START Provided information
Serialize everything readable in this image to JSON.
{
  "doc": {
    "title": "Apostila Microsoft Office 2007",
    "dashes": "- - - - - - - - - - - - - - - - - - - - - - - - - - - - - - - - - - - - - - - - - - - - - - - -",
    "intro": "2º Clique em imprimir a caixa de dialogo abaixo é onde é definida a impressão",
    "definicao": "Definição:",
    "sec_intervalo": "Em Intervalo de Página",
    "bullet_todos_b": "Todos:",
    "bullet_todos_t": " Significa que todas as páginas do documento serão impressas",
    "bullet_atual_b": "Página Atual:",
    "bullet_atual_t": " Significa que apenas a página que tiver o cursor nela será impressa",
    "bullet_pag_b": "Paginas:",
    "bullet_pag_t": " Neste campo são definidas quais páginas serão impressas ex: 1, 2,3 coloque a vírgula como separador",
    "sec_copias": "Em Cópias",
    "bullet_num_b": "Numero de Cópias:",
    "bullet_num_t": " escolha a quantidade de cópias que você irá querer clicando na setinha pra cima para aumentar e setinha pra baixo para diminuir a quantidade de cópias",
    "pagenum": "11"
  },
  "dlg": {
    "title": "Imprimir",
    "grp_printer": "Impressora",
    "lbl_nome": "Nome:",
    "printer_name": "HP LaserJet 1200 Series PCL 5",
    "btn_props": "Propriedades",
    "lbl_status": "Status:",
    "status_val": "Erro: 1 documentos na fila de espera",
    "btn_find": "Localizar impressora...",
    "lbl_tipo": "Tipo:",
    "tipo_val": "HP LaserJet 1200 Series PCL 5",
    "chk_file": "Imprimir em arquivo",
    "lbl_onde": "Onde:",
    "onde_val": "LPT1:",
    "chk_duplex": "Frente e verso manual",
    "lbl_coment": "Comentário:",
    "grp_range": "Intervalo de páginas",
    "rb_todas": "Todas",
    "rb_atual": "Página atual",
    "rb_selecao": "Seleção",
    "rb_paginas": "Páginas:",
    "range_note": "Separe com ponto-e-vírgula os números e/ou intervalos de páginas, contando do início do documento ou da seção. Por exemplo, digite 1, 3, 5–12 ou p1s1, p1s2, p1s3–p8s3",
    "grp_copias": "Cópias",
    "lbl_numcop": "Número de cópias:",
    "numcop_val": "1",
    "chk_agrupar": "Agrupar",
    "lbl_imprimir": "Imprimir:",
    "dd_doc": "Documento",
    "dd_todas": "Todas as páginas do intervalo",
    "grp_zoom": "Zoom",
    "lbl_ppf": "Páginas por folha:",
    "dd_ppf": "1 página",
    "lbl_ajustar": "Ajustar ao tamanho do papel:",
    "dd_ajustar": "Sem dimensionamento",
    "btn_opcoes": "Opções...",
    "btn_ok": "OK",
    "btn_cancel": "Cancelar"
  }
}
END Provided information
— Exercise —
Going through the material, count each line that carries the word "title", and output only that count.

— Answer section —
2